Growing up, I went to school at a wealthy, Anglo-Saxon prep school during the day and retired to my working class, Dominican family at night. I was exposed to plenty of cultures via film, literature, and music, but my lens was Dominican-American and the real-life interactions I had with other cultures were never immersive enough... Continue Reading →
The 2019 Oscars "Best Picture" race is stacked, top to bottom, with nominees that offer nuanced and timely stories about experiences that are rarely represented in the top category. From gender to race to sexual orientation, there was much to unpack in this year's roster. I also argue we are in a film Golden Age that is directly responding to the Trump administration's attacks on already targeted communities. Art has always paved a way for political action and discourse - film included. But before Trump, films with a message largely went under the radar, because the Obama administration offered a guise that everything was alright. Since America has awoken to the fact that things are very much not alright, major production companies have responded with films made to be accessible blockbusters, but also made to be political.
If you are looking for an album that captures just about every emotion and feeling you can experience when falling in and out of love - or even just when navigating life - this is a good one. It is deep, while still being accessible.
The Grammys are in decline. First, in the streaming age, TV shows don't get the viewership they did 15 years ago. You don't need to watch a 3-hour telecast to find out who wins - Twitter will brief you. Second, the Grammys have long been criticized for being out of touch with the public. Grammy... Continue Reading →
This is the ugly Brazilian paradox. While the country appears celebratory of LGBTQ individuals, on most days LGBTQ people are neglected, abused and often killed. Just as Brazil is the country with the largest Pride parade in the world, it is also the country with the most reported violence against the LGBTQ community. To better understand how these two contradictory realities can apply to a single country requires a greater understanding of how conservative cultural norms and social values contribute to regression in acceptance for the community.
The question of people versus state has been particularly visible this decade. In the last five years, Britain voted to leave the European Union and the autonomous communities of Catalonia and Scotland have made notable efforts to leave Spain and the United Kingdom, respectively. Although it has obtained less traction and media attention, another interesting example, which will serve as the focus of this paper is the Southern separatist movement in the state of Brazil. Known as “O Sul é O Meu País” (The South is My Country), this political organization seeks the independence of Brazil’s three most southern states: Parana, Santa Catarina, and Rio Grande do Sul. The organization cites that historic, economic, cultural, social, and geographic differences between their region and the rest of the county, as well as the central government’s (Brasilia) corruption, have driven them to seek secession as the rightful next move.
Civilian inaction exists on a much larger scale than what you likely accredit and it stagnates the efforts made to close socioeconomic gaps between the rich and poor. Specifically, there is a pronounced lack of support for the third sector: NGOs and nonprofits. The organizations comprising this sector are the primary actors and agents of change in the lives of those homeless, hungry, ill, jobless, and poor that you walk by day-to-day. These organizations, often lacking in resources to sustain themselves, are the primary vehicles providing resources to the needy. If you want to help you should be supporting these organizations, but research shows you likely do not.

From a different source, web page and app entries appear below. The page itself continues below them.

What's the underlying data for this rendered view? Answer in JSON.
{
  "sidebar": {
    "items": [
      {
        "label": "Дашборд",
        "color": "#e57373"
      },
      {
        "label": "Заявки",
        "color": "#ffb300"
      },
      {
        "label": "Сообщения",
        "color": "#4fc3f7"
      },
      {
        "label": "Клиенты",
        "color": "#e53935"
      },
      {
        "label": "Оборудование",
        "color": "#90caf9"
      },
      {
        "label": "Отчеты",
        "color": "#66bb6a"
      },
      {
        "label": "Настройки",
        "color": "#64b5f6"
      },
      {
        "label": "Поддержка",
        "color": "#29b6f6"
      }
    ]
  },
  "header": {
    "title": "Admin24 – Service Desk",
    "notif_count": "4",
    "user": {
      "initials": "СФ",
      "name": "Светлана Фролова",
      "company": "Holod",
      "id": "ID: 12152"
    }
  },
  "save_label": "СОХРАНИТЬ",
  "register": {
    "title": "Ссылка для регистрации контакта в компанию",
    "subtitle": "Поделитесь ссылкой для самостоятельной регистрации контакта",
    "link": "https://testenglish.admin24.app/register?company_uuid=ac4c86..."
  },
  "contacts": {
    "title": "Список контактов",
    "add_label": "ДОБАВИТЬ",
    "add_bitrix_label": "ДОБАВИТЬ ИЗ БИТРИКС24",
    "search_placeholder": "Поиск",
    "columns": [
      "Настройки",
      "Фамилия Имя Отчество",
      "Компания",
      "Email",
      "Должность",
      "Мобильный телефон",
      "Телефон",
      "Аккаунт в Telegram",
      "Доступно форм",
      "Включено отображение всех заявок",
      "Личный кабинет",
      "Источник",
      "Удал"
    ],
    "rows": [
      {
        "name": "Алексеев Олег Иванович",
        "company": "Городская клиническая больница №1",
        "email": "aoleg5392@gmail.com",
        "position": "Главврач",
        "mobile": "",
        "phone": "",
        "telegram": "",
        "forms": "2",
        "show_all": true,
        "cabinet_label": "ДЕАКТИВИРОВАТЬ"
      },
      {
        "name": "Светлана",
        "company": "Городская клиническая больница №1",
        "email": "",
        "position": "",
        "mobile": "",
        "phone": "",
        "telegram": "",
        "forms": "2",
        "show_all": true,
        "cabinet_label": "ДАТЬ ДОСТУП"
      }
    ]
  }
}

There is a vulnerability you expose yourself to when you travel, but it is not something to be feared. The awareness, both inner and outer, you gain is rewarding and can definitely be earned without the presence of your family, friends, or partner. I just visited Argentina, the Brazilian state of Parana, and Paraguay (kind of) by myself. Rather than isolation I felt liberation.
“Am I in Europe?” This was what I first thought when visiting the city of Curitiba in the Southern Brazilian state of Parana. Much of Southern Brazil (the state of Parana, Santa Catarina, and Rio Grande do Sul) feels that way because over the last 150 years it has become a melting pot of European cultures. It is evident in the architecture, celebrations, food, and people - it is really White compared to the rest of the country.